(PROBLEM TO WORK ON): When a record contains an image, skip the image and retype the rest of that record exactly.

Interface dataset entries:
>>>>>

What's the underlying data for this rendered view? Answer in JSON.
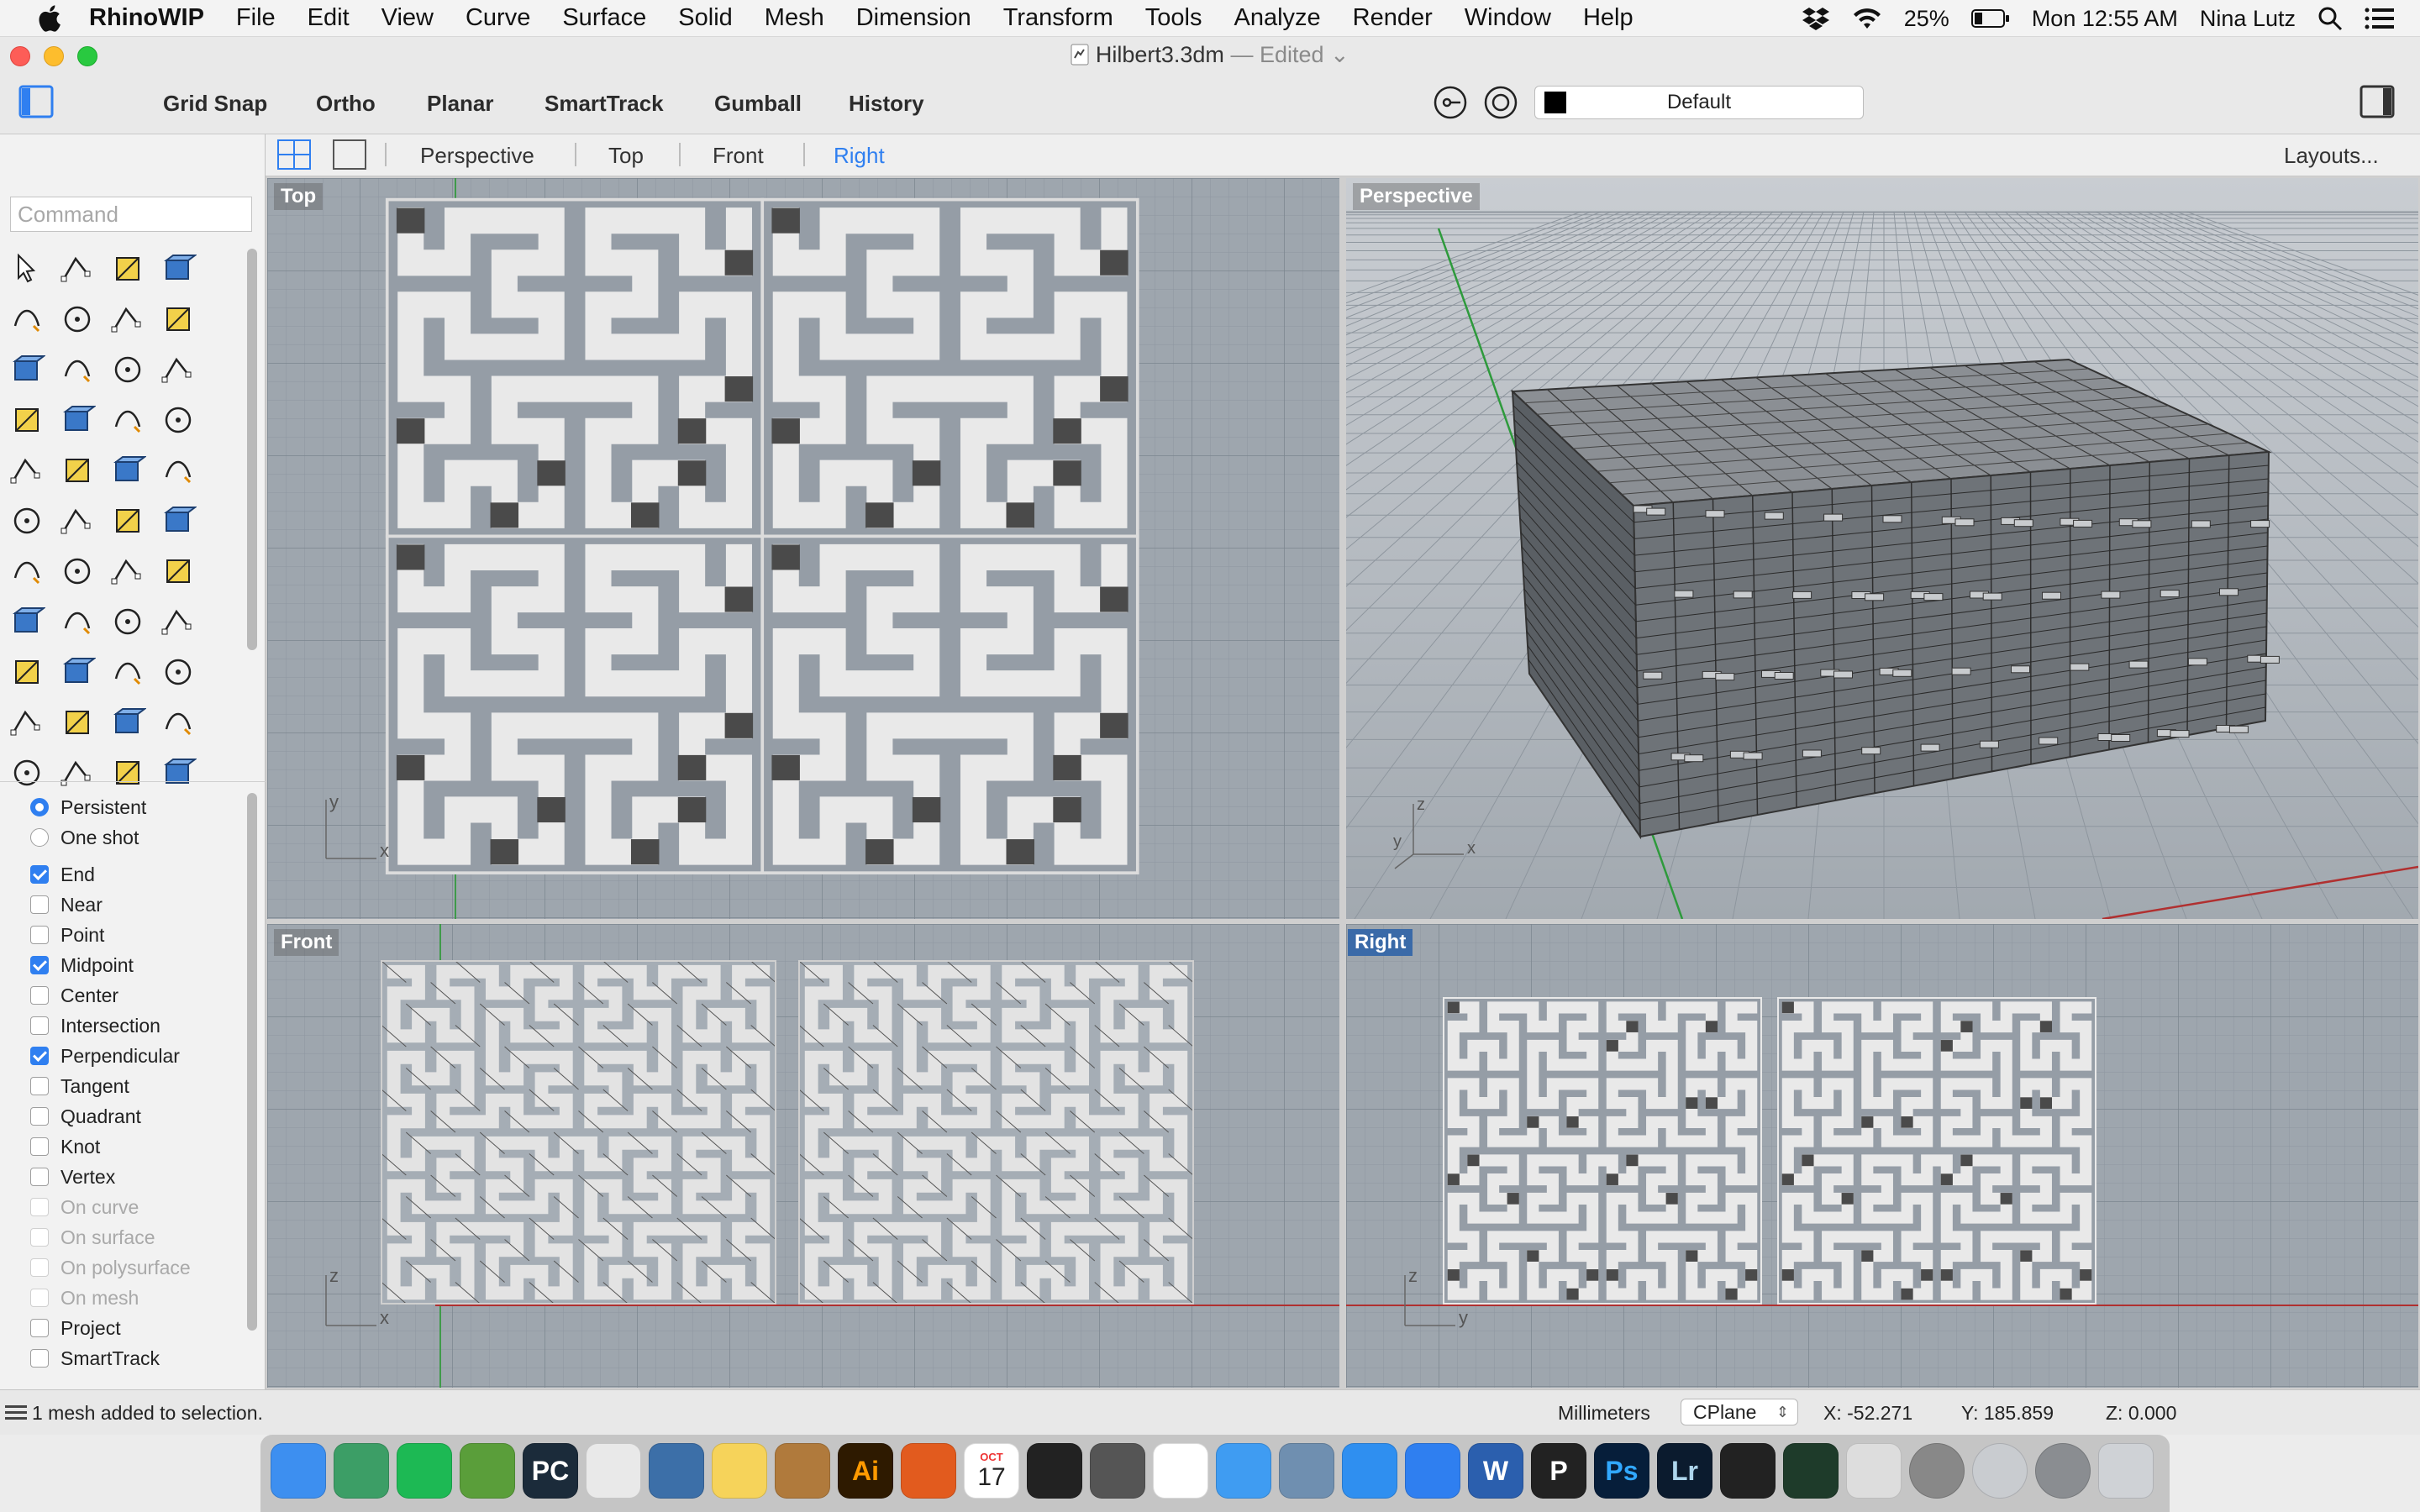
{
  "menubar": {
    "app": "RhinoWIP",
    "items": [
      "File",
      "Edit",
      "View",
      "Curve",
      "Surface",
      "Solid",
      "Mesh",
      "Dimension",
      "Transform",
      "Tools",
      "Analyze",
      "Render",
      "Window",
      "Help"
    ],
    "battery": "25%",
    "clock": "Mon 12:55 AM",
    "user": "Nina Lutz"
  },
  "window": {
    "title": "Hilbert3.3dm",
    "edited": "— Edited"
  },
  "toolbar": {
    "grid_snap": "Grid Snap",
    "ortho": "Ortho",
    "planar": "Planar",
    "smarttrack": "SmartTrack",
    "gumball": "Gumball",
    "history": "History",
    "layer": "Default"
  },
  "viewtabs": {
    "tabs": [
      "Perspective",
      "Top",
      "Front",
      "Right"
    ],
    "active": "Right",
    "layouts": "Layouts..."
  },
  "command": {
    "placeholder": "Command"
  },
  "osnap": {
    "mode": [
      {
        "label": "Persistent",
        "selected": true
      },
      {
        "label": "One shot",
        "selected": false
      }
    ],
    "items": [
      {
        "label": "End",
        "checked": true,
        "enabled": true
      },
      {
        "label": "Near",
        "checked": false,
        "enabled": true
      },
      {
        "label": "Point",
        "checked": false,
        "enabled": true
      },
      {
        "label": "Midpoint",
        "checked": true,
        "enabled": true
      },
      {
        "label": "Center",
        "checked": false,
        "enabled": true
      },
      {
        "label": "Intersection",
        "checked": false,
        "enabled": true
      },
      {
        "label": "Perpendicular",
        "checked": true,
        "enabled": true
      },
      {
        "label": "Tangent",
        "checked": false,
        "enabled": true
      },
      {
        "label": "Quadrant",
        "checked": false,
        "enabled": true
      },
      {
        "label": "Knot",
        "checked": false,
        "enabled": true
      },
      {
        "label": "Vertex",
        "checked": false,
        "enabled": true
      },
      {
        "label": "On curve",
        "checked": false,
        "enabled": false
      },
      {
        "label": "On surface",
        "checked": false,
        "enabled": false
      },
      {
        "label": "On polysurface",
        "checked": false,
        "enabled": false
      },
      {
        "label": "On mesh",
        "checked": false,
        "enabled": false
      },
      {
        "label": "Project",
        "checked": false,
        "enabled": true
      },
      {
        "label": "SmartTrack",
        "checked": false,
        "enabled": true
      }
    ]
  },
  "viewports": {
    "top": {
      "label": "Top",
      "axis_a": "y",
      "axis_b": "x"
    },
    "perspective": {
      "label": "Perspective",
      "axis_a": "z",
      "axis_b": "y",
      "axis_c": "x"
    },
    "front": {
      "label": "Front",
      "axis_a": "z",
      "axis_b": "x"
    },
    "right": {
      "label": "Right",
      "axis_a": "z",
      "axis_b": "y"
    }
  },
  "status": {
    "message": "1 mesh added to selection.",
    "units": "Millimeters",
    "cplane": "CPlane",
    "x": "X: -52.271",
    "y": "Y: 185.859",
    "z": "Z: 0.000"
  },
  "dock": {
    "apps": [
      "Finder",
      "Atom",
      "Spotify",
      "Evernote",
      "PyCharm",
      "Preview",
      "Python",
      "Notes",
      "Transmit",
      "Illustrator",
      "MATLAB",
      "Calendar",
      "GitHub",
      "Final Cut",
      "Photos",
      "Messages",
      "Mail Stamp",
      "Safari",
      "Dropbox",
      "Word",
      "Pages",
      "Photoshop",
      "Lightroom",
      "Processing",
      "Activity Monitor",
      "Rhino WIP",
      "Preview Scanner",
      "Launchpad",
      "System Preferences",
      "Trash"
    ],
    "calendar_month": "OCT",
    "calendar_day": "17",
    "ai_label": "Ai",
    "ps_label": "Ps",
    "lr_label": "Lr",
    "w_label": "W",
    "p_label": "P",
    "pc_label": "PC"
  },
  "colors": {
    "accent": "#2f7ff0",
    "viewport_bg": "#9aa3ad",
    "active_label": "#3a6aa8"
  }
}
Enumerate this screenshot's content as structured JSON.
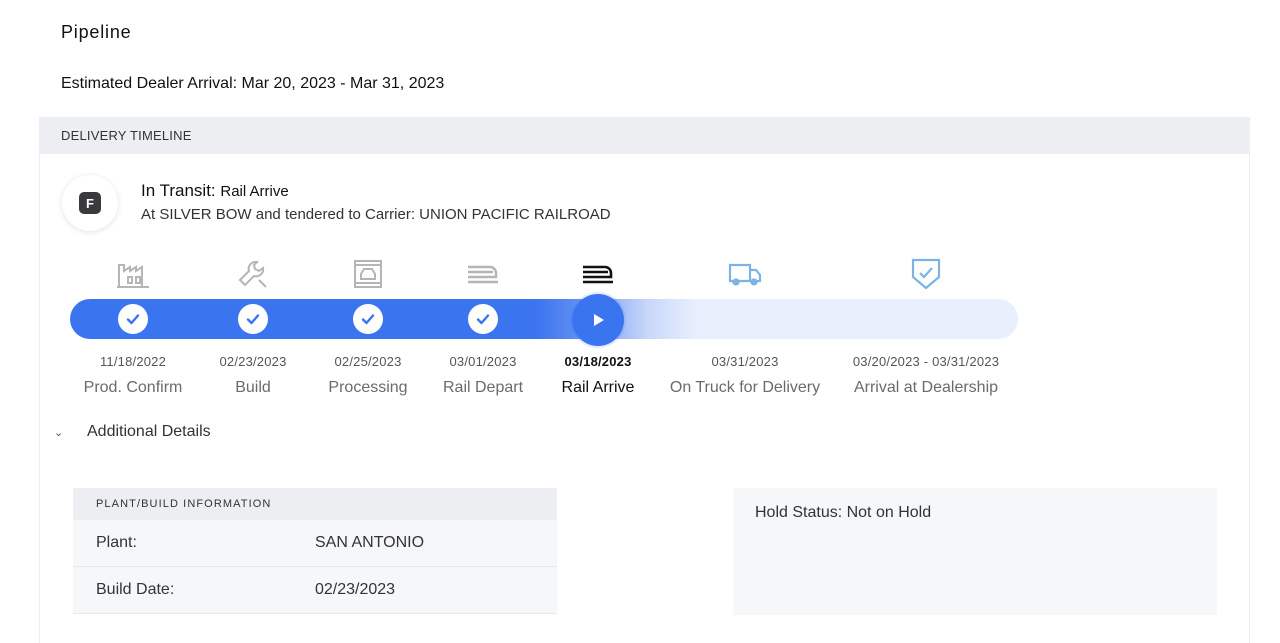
{
  "page": {
    "title": "Pipeline",
    "estimated_arrival": "Estimated Dealer Arrival: Mar 20, 2023 - Mar 31, 2023"
  },
  "timeline": {
    "header": "DELIVERY TIMELINE",
    "badge_letter": "F",
    "status_label": "In Transit:",
    "status_value": "Rail Arrive",
    "carrier_text": "At SILVER BOW and tendered to Carrier: UNION PACIFIC RAILROAD",
    "progress_completed_stages": 4,
    "current_stage_index": 4,
    "stages": [
      {
        "date": "11/18/2022",
        "name": "Prod. Confirm",
        "icon": "factory-icon",
        "state": "complete"
      },
      {
        "date": "02/23/2023",
        "name": "Build",
        "icon": "wrench-icon",
        "state": "complete"
      },
      {
        "date": "02/25/2023",
        "name": "Processing",
        "icon": "vehicle-processing-icon",
        "state": "complete"
      },
      {
        "date": "03/01/2023",
        "name": "Rail Depart",
        "icon": "rail-depart-icon",
        "state": "complete"
      },
      {
        "date": "03/18/2023",
        "name": "Rail Arrive",
        "icon": "rail-arrive-icon",
        "state": "current"
      },
      {
        "date": "03/31/2023",
        "name": "On Truck for Delivery",
        "icon": "truck-icon",
        "state": "upcoming"
      },
      {
        "date": "03/20/2023 - 03/31/2023",
        "name": "Arrival at Dealership",
        "icon": "shield-check-icon",
        "state": "upcoming"
      }
    ],
    "colors": {
      "progress": "#3b74ef",
      "track": "#e8effd",
      "inactive_icon": "#b5b5b5",
      "active_icon": "#111111",
      "upcoming_icon": "#7cb3e6"
    }
  },
  "details": {
    "toggle_label": "Additional Details",
    "plant_table": {
      "header": "PLANT/BUILD INFORMATION",
      "rows": [
        {
          "key": "Plant:",
          "value": "SAN ANTONIO"
        },
        {
          "key": "Build Date:",
          "value": "02/23/2023"
        }
      ]
    },
    "hold_status": "Hold Status: Not on Hold"
  }
}
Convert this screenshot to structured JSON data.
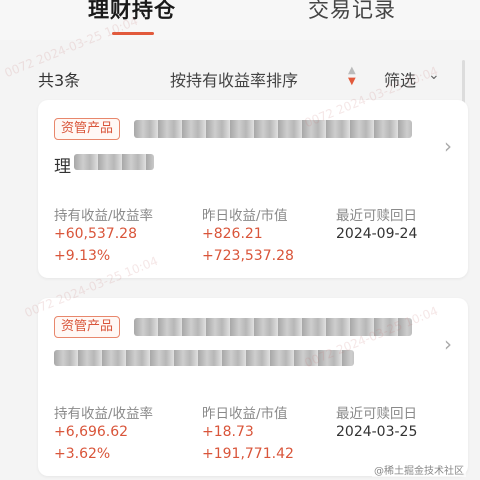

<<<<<

(ANSWER BELOW):
What's the underlying data for this rendered view? Answer in JSON.
{
  "menubar": {
    "app": "RhinoWIP",
    "items": [
      "File",
      "Edit",
      "View",
      "Curve",
      "Surface",
      "Solid",
      "Mesh",
      "Dimension",
      "Transform",
      "Tools",
      "Analyze",
      "Render",
      "Window",
      "Help"
    ],
    "battery": "25%",
    "clock": "Mon 12:55 AM",
    "user": "Nina Lutz"
  },
  "window": {
    "title": "Hilbert3.3dm",
    "edited": "— Edited"
  },
  "toolbar": {
    "grid_snap": "Grid Snap",
    "ortho": "Ortho",
    "planar": "Planar",
    "smarttrack": "SmartTrack",
    "gumball": "Gumball",
    "history": "History",
    "layer": "Default"
  },
  "viewtabs": {
    "tabs": [
      "Perspective",
      "Top",
      "Front",
      "Right"
    ],
    "active": "Right",
    "layouts": "Layouts..."
  },
  "command": {
    "placeholder": "Command"
  },
  "osnap": {
    "mode": [
      {
        "label": "Persistent",
        "selected": true
      },
      {
        "label": "One shot",
        "selected": false
      }
    ],
    "items": [
      {
        "label": "End",
        "checked": true,
        "enabled": true
      },
      {
        "label": "Near",
        "checked": false,
        "enabled": true
      },
      {
        "label": "Point",
        "checked": false,
        "enabled": true
      },
      {
        "label": "Midpoint",
        "checked": true,
        "enabled": true
      },
      {
        "label": "Center",
        "checked": false,
        "enabled": true
      },
      {
        "label": "Intersection",
        "checked": false,
        "enabled": true
      },
      {
        "label": "Perpendicular",
        "checked": true,
        "enabled": true
      },
      {
        "label": "Tangent",
        "checked": false,
        "enabled": true
      },
      {
        "label": "Quadrant",
        "checked": false,
        "enabled": true
      },
      {
        "label": "Knot",
        "checked": false,
        "enabled": true
      },
      {
        "label": "Vertex",
        "checked": false,
        "enabled": true
      },
      {
        "label": "On curve",
        "checked": false,
        "enabled": false
      },
      {
        "label": "On surface",
        "checked": false,
        "enabled": false
      },
      {
        "label": "On polysurface",
        "checked": false,
        "enabled": false
      },
      {
        "label": "On mesh",
        "checked": false,
        "enabled": false
      },
      {
        "label": "Project",
        "checked": false,
        "enabled": true
      },
      {
        "label": "SmartTrack",
        "checked": false,
        "enabled": true
      }
    ]
  },
  "viewports": {
    "top": {
      "label": "Top",
      "axis_a": "y",
      "axis_b": "x"
    },
    "perspective": {
      "label": "Perspective",
      "axis_a": "z",
      "axis_b": "y",
      "axis_c": "x"
    },
    "front": {
      "label": "Front",
      "axis_a": "z",
      "axis_b": "x"
    },
    "right": {
      "label": "Right",
      "axis_a": "z",
      "axis_b": "y"
    }
  },
  "status": {
    "message": "1 mesh added to selection.",
    "units": "Millimeters",
    "cplane": "CPlane",
    "x": "X: -52.271",
    "y": "Y: 185.859",
    "z": "Z: 0.000"
  },
  "dock": {
    "apps": [
      "Finder",
      "Atom",
      "Spotify",
      "Evernote",
      "PyCharm",
      "Preview",
      "Python",
      "Notes",
      "Transmit",
      "Illustrator",
      "MATLAB",
      "Calendar",
      "GitHub",
      "Final Cut",
      "Photos",
      "Messages",
      "Mail Stamp",
      "Safari",
      "Dropbox",
      "Word",
      "Pages",
      "Photoshop",
      "Lightroom",
      "Processing",
      "Activity Monitor",
      "Rhino WIP",
      "Preview Scanner",
      "Launchpad",
      "System Preferences",
      "Trash"
    ],
    "calendar_month": "OCT",
    "calendar_day": "17",
    "ai_label": "Ai",
    "ps_label": "Ps",
    "lr_label": "Lr",
    "w_label": "W",
    "p_label": "P",
    "pc_label": "PC"
  },
  "colors": {
    "accent": "#2f7ff0",
    "viewport_bg": "#9aa3ad",
    "active_label": "#3a6aa8"
  }
}
Enumerate this screenshot's content as structured JSON.
{
  "page": {
    "title": "Pipeline",
    "estimated_arrival": "Estimated Dealer Arrival: Mar 20, 2023 - Mar 31, 2023"
  },
  "timeline": {
    "header": "DELIVERY TIMELINE",
    "badge_letter": "F",
    "status_label": "In Transit:",
    "status_value": "Rail Arrive",
    "carrier_text": "At SILVER BOW and tendered to Carrier: UNION PACIFIC RAILROAD",
    "progress_completed_stages": 4,
    "current_stage_index": 4,
    "stages": [
      {
        "date": "11/18/2022",
        "name": "Prod. Confirm",
        "icon": "factory-icon",
        "state": "complete"
      },
      {
        "date": "02/23/2023",
        "name": "Build",
        "icon": "wrench-icon",
        "state": "complete"
      },
      {
        "date": "02/25/2023",
        "name": "Processing",
        "icon": "vehicle-processing-icon",
        "state": "complete"
      },
      {
        "date": "03/01/2023",
        "name": "Rail Depart",
        "icon": "rail-depart-icon",
        "state": "complete"
      },
      {
        "date": "03/18/2023",
        "name": "Rail Arrive",
        "icon": "rail-arrive-icon",
        "state": "current"
      },
      {
        "date": "03/31/2023",
        "name": "On Truck for Delivery",
        "icon": "truck-icon",
        "state": "upcoming"
      },
      {
        "date": "03/20/2023 - 03/31/2023",
        "name": "Arrival at Dealership",
        "icon": "shield-check-icon",
        "state": "upcoming"
      }
    ],
    "colors": {
      "progress": "#3b74ef",
      "track": "#e8effd",
      "inactive_icon": "#b5b5b5",
      "active_icon": "#111111",
      "upcoming_icon": "#7cb3e6"
    }
  },
  "details": {
    "toggle_label": "Additional Details",
    "plant_table": {
      "header": "PLANT/BUILD INFORMATION",
      "rows": [
        {
          "key": "Plant:",
          "value": "SAN ANTONIO"
        },
        {
          "key": "Build Date:",
          "value": "02/23/2023"
        }
      ]
    },
    "hold_status": "Hold Status: Not on Hold"
  }
}
Convert this screenshot to structured JSON data.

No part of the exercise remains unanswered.